You CAN'T join if...

  • FVC < 50% predicted
  • FEV1/FVC ratio < 0.65
  • Resting room air PaO2 < 60mm Hg
  • Unable to walk 50 meters on 6 minute walk test
  • Acute respiratory illness in last 12 weeks
  • Experimental medication for IPF in last 28 days
  • Listed for lung transplantation at screening
  • Unable to safely undergo surgery
  • History of esophageal / bariatric / gastric surgery
  • History of cancer (other than non-melanoma skin cancer) in last 3 years
  • Pregnant at time of screening or enrollment
  • Unable to obtain pre-authorized approval from a third party payer for surgery and related costs
  • Life expectancy < 48 weeks due to another illness
  • BMI> 35
  • Known severe pulmonary hypertension (mean pressure> 35 mm Jg on RHC; RVSP> 50 mm Hg on ECHO)

Locations

  • University of Washington
    Seattle, Washington, United States
  • University of Wisconsin
    Madison, Wisconsin, United States
  • University of Chicago
    Chicago, Illinois, United States
  • University of Michigan
    Ann Arbor, Michigan, United States

Details
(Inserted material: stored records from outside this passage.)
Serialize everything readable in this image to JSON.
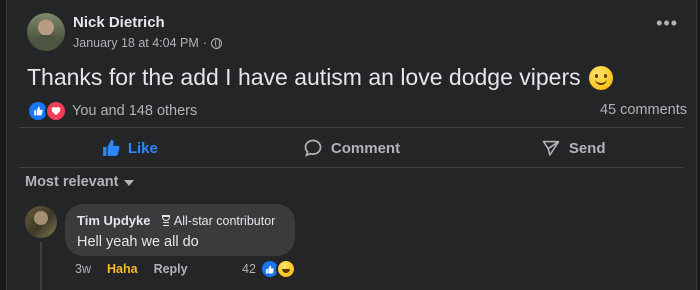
{
  "post": {
    "author": "Nick Dietrich",
    "timestamp": "January 18 at 4:04 PM",
    "separator": "·",
    "privacy_icon": "globe-icon",
    "more_label": "•••",
    "text": "Thanks for the add I have autism an love dodge vipers",
    "emoji": "slightly-smiling-face-icon",
    "reactions_text": "You and 148 others",
    "reaction_icons": [
      "like-icon",
      "love-icon"
    ],
    "comments_count": "45 comments"
  },
  "actions": {
    "like": "Like",
    "comment": "Comment",
    "send": "Send"
  },
  "sort": {
    "label": "Most relevant"
  },
  "comment": {
    "author": "Tim Updyke",
    "badge": "All-star contributor",
    "text": "Hell yeah we all do",
    "time": "3w",
    "reaction_label": "Haha",
    "reply_label": "Reply",
    "reaction_count": "42",
    "reaction_icons": [
      "like-icon",
      "laugh-icon"
    ]
  },
  "colors": {
    "background": "#242526",
    "page": "#18191a",
    "text_primary": "#e4e6eb",
    "text_secondary": "#b0b3b8",
    "like_blue": "#2d88ff",
    "haha_yellow": "#f7b928",
    "bubble": "#3a3b3c"
  }
}
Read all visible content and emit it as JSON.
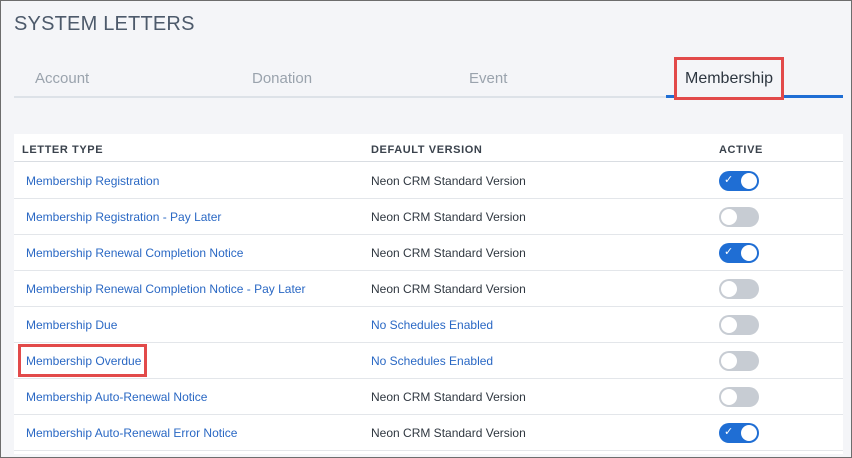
{
  "page": {
    "title": "SYSTEM LETTERS"
  },
  "tabs": [
    {
      "label": "Account",
      "active": false
    },
    {
      "label": "Donation",
      "active": false
    },
    {
      "label": "Event",
      "active": false
    },
    {
      "label": "Membership",
      "active": true
    }
  ],
  "table": {
    "headers": {
      "letter_type": "LETTER TYPE",
      "default_version": "DEFAULT VERSION",
      "active": "ACTIVE"
    },
    "rows": [
      {
        "letter_type": "Membership Registration",
        "default_version": "Neon CRM Standard Version",
        "version_is_link": false,
        "active": true
      },
      {
        "letter_type": "Membership Registration - Pay Later",
        "default_version": "Neon CRM Standard Version",
        "version_is_link": false,
        "active": false
      },
      {
        "letter_type": "Membership Renewal Completion Notice",
        "default_version": "Neon CRM Standard Version",
        "version_is_link": false,
        "active": true
      },
      {
        "letter_type": "Membership Renewal Completion Notice - Pay Later",
        "default_version": "Neon CRM Standard Version",
        "version_is_link": false,
        "active": false
      },
      {
        "letter_type": "Membership Due",
        "default_version": "No Schedules Enabled",
        "version_is_link": true,
        "active": false
      },
      {
        "letter_type": "Membership Overdue",
        "default_version": "No Schedules Enabled",
        "version_is_link": true,
        "active": false
      },
      {
        "letter_type": "Membership Auto-Renewal Notice",
        "default_version": "Neon CRM Standard Version",
        "version_is_link": false,
        "active": false
      },
      {
        "letter_type": "Membership Auto-Renewal Error Notice",
        "default_version": "Neon CRM Standard Version",
        "version_is_link": false,
        "active": true
      }
    ]
  },
  "icons": {
    "toggle_check": "check-icon"
  },
  "colors": {
    "accent": "#1f6ed4",
    "link": "#2a68c4",
    "highlight": "#e24a4a",
    "toggle_off": "#c7ccd3"
  }
}
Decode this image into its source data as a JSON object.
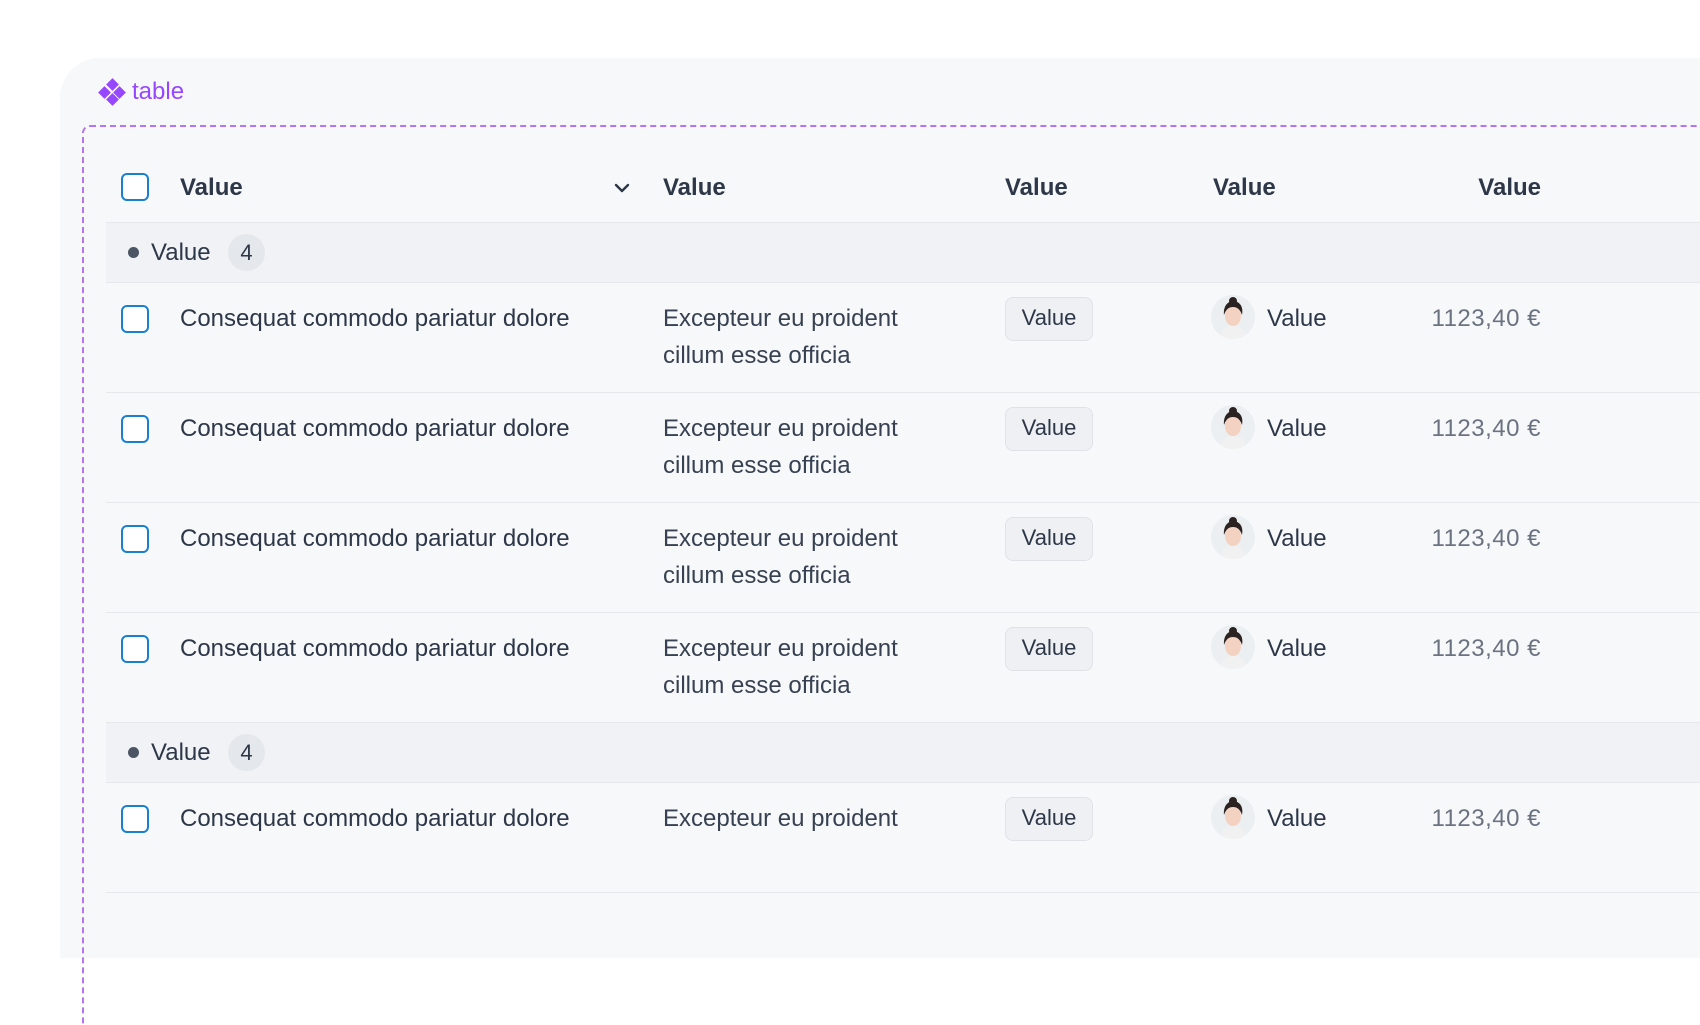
{
  "component": {
    "label": "table",
    "icon": "component-diamond-icon"
  },
  "colors": {
    "component_accent": "#9747ff",
    "checkbox_border": "#1a7fcf"
  },
  "table": {
    "headers": [
      "Value",
      "Value",
      "Value",
      "Value",
      "Value"
    ],
    "groups": [
      {
        "label": "Value",
        "count": "4",
        "rows": [
          {
            "name": "Consequat commodo pariatur dolore",
            "desc_line1": "Excepteur eu proident",
            "desc_line2": "cillum esse officia",
            "tag": "Value",
            "person": "Value",
            "amount": "1123,40 €"
          },
          {
            "name": "Consequat commodo pariatur dolore",
            "desc_line1": "Excepteur eu proident",
            "desc_line2": "cillum esse officia",
            "tag": "Value",
            "person": "Value",
            "amount": "1123,40 €"
          },
          {
            "name": "Consequat commodo pariatur dolore",
            "desc_line1": "Excepteur eu proident",
            "desc_line2": "cillum esse officia",
            "tag": "Value",
            "person": "Value",
            "amount": "1123,40 €"
          },
          {
            "name": "Consequat commodo pariatur dolore",
            "desc_line1": "Excepteur eu proident",
            "desc_line2": "cillum esse officia",
            "tag": "Value",
            "person": "Value",
            "amount": "1123,40 €"
          }
        ]
      },
      {
        "label": "Value",
        "count": "4",
        "rows": [
          {
            "name": "Consequat commodo pariatur dolore",
            "desc_line1": "Excepteur eu proident",
            "tag": "Value",
            "person": "Value",
            "amount": "1123,40 €"
          }
        ]
      }
    ]
  }
}
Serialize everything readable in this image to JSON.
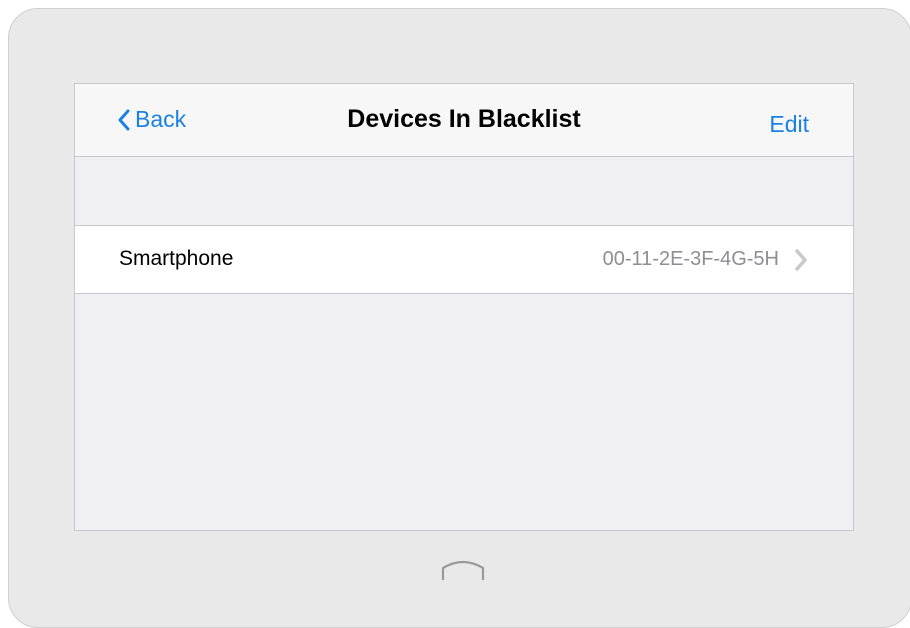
{
  "navbar": {
    "back_label": "Back",
    "title": "Devices In Blacklist",
    "edit_label": "Edit"
  },
  "devices": [
    {
      "name": "Smartphone",
      "mac": "00-11-2E-3F-4G-5H"
    }
  ],
  "icons": {
    "back": "chevron-left-icon",
    "row_disclosure": "chevron-right-icon",
    "home": "home-button-icon"
  },
  "colors": {
    "accent": "#1a82e2",
    "bezel": "#e9e9e9",
    "screen_bg": "#efeff4",
    "secondary_text": "#8e8e93"
  }
}
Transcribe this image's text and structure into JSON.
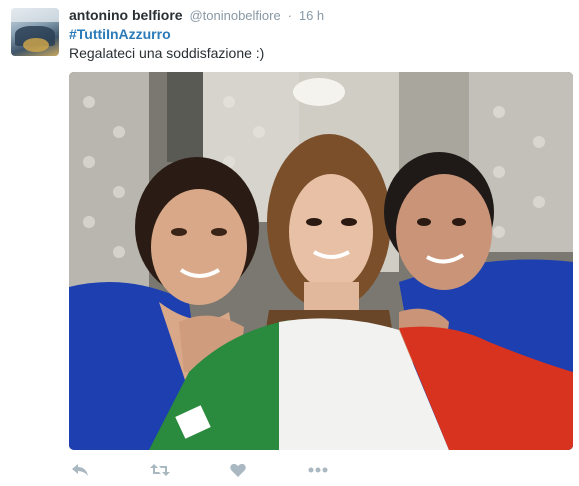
{
  "tweet": {
    "fullname": "antonino belfiore",
    "username": "@toninobelfiore",
    "separator": "·",
    "time": "16 h",
    "hashtag": "#TuttiInAzzurro",
    "text": "Regalateci una soddisfazione :)"
  },
  "photo": {
    "description_icon": "photo-selfie",
    "flag_colors": [
      "#2a8a3e",
      "#f2f2f0",
      "#d8331f"
    ],
    "shirt_color": "#1d3fb0"
  },
  "actions": {
    "icons": [
      "reply-icon",
      "retweet-icon",
      "like-icon",
      "more-icon"
    ],
    "icon_color": "#aab8c2"
  }
}
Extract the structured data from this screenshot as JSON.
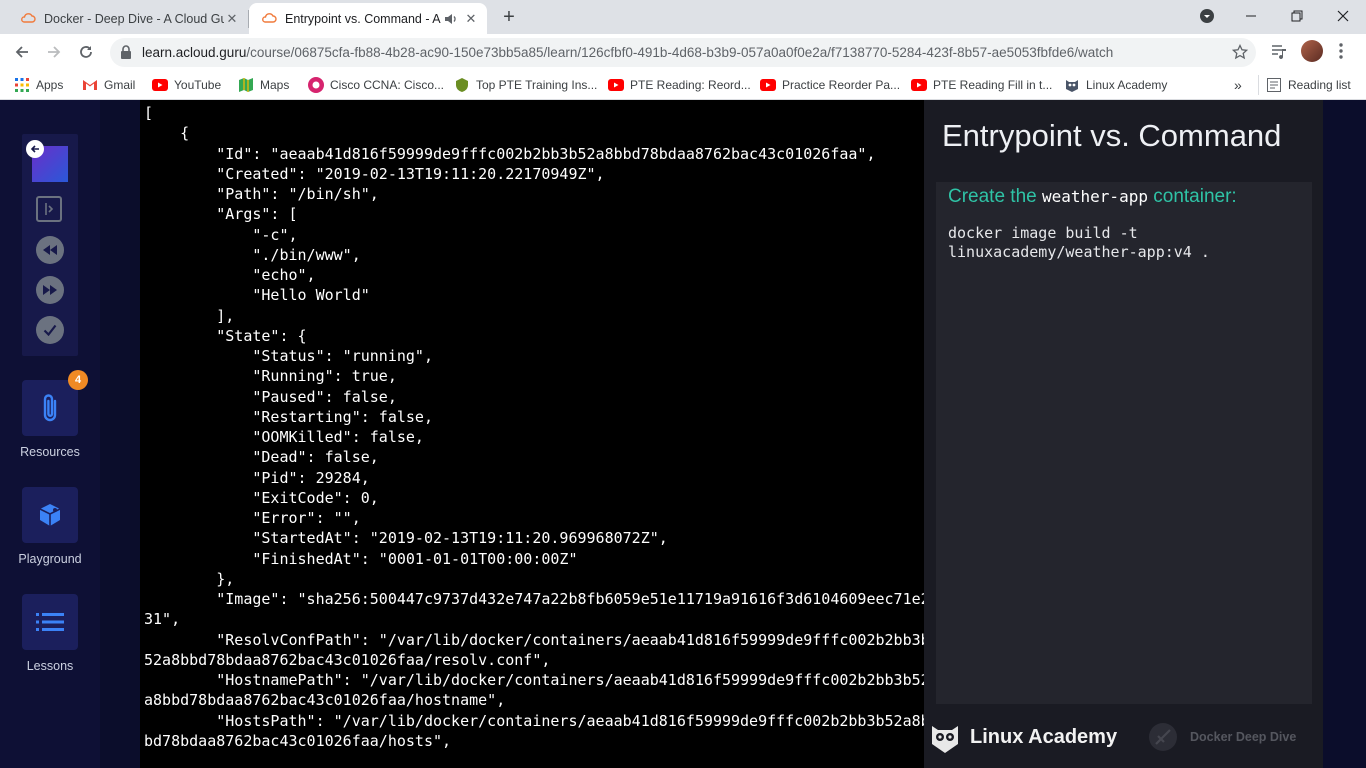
{
  "browser": {
    "tabs": [
      {
        "title": "Docker - Deep Dive - A Cloud Gu",
        "active": false
      },
      {
        "title": "Entrypoint vs. Command - A",
        "active": true
      }
    ],
    "url_host": "learn.acloud.guru",
    "url_path": "/course/06875cfa-fb88-4b28-ac90-150e73bb5a85/learn/126cfbf0-491b-4d68-b3b9-057a0a0f0e2a/f7138770-5284-423f-8b57-ae5053fbfde6/watch",
    "bookmarks": [
      {
        "label": "Apps",
        "icon": "apps-grid-icon"
      },
      {
        "label": "Gmail",
        "icon": "gmail-icon"
      },
      {
        "label": "YouTube",
        "icon": "youtube-icon"
      },
      {
        "label": "Maps",
        "icon": "maps-icon"
      },
      {
        "label": "Cisco CCNA: Cisco...",
        "icon": "cisco-icon"
      },
      {
        "label": "Top PTE Training Ins...",
        "icon": "pte-icon"
      },
      {
        "label": "PTE Reading: Reord...",
        "icon": "youtube-icon"
      },
      {
        "label": "Practice Reorder Pa...",
        "icon": "youtube-icon"
      },
      {
        "label": "PTE Reading Fill in t...",
        "icon": "youtube-icon"
      },
      {
        "label": "Linux Academy",
        "icon": "linux-academy-icon"
      }
    ],
    "reading_list": "Reading list"
  },
  "sidebar": {
    "resources_label": "Resources",
    "resources_badge": "4",
    "playground_label": "Playground",
    "lessons_label": "Lessons"
  },
  "terminal": {
    "lines": [
      "[",
      "    {",
      "        \"Id\": \"aeaab41d816f59999de9fffc002b2bb3b52a8bbd78bdaa8762bac43c01026faa\",",
      "        \"Created\": \"2019-02-13T19:11:20.22170949Z\",",
      "        \"Path\": \"/bin/sh\",",
      "        \"Args\": [",
      "            \"-c\",",
      "            \"./bin/www\",",
      "            \"echo\",",
      "            \"Hello World\"",
      "        ],",
      "        \"State\": {",
      "            \"Status\": \"running\",",
      "            \"Running\": true,",
      "            \"Paused\": false,",
      "            \"Restarting\": false,",
      "            \"OOMKilled\": false,",
      "            \"Dead\": false,",
      "            \"Pid\": 29284,",
      "            \"ExitCode\": 0,",
      "            \"Error\": \"\",",
      "            \"StartedAt\": \"2019-02-13T19:11:20.969968072Z\",",
      "            \"FinishedAt\": \"0001-01-01T00:00:00Z\"",
      "        },",
      "        \"Image\": \"sha256:500447c9737d432e747a22b8fb6059e51e11719a91616f3d6104609eec71e2",
      "31\",",
      "        \"ResolvConfPath\": \"/var/lib/docker/containers/aeaab41d816f59999de9fffc002b2bb3b",
      "52a8bbd78bdaa8762bac43c01026faa/resolv.conf\",",
      "        \"HostnamePath\": \"/var/lib/docker/containers/aeaab41d816f59999de9fffc002b2bb3b52",
      "a8bbd78bdaa8762bac43c01026faa/hostname\",",
      "        \"HostsPath\": \"/var/lib/docker/containers/aeaab41d816f59999de9fffc002b2bb3b52a8b",
      "bd78bdaa8762bac43c01026faa/hosts\","
    ]
  },
  "slide": {
    "title": "Entrypoint vs. Command",
    "heading_prefix": "Create the ",
    "heading_code": "weather-app",
    "heading_suffix": " container:",
    "code": "docker image build -t\nlinuxacademy/weather-app:v4 .",
    "brand": "Linux Academy",
    "course": "Docker Deep Dive"
  },
  "colors": {
    "accent_green": "#2fc3a6",
    "badge_orange": "#f08a24",
    "sidebar_tile": "#1b1f5c"
  }
}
Status
in progress, not accepting new patients
Start Date
Completion Date
(estimated)
Sponsor
University of California, San Francisco
ID
NCT01982968
Phase
Phase 2
Lead Scientist
Harold Collard
Study Type
Interventional
Last Updated
October 1, 2016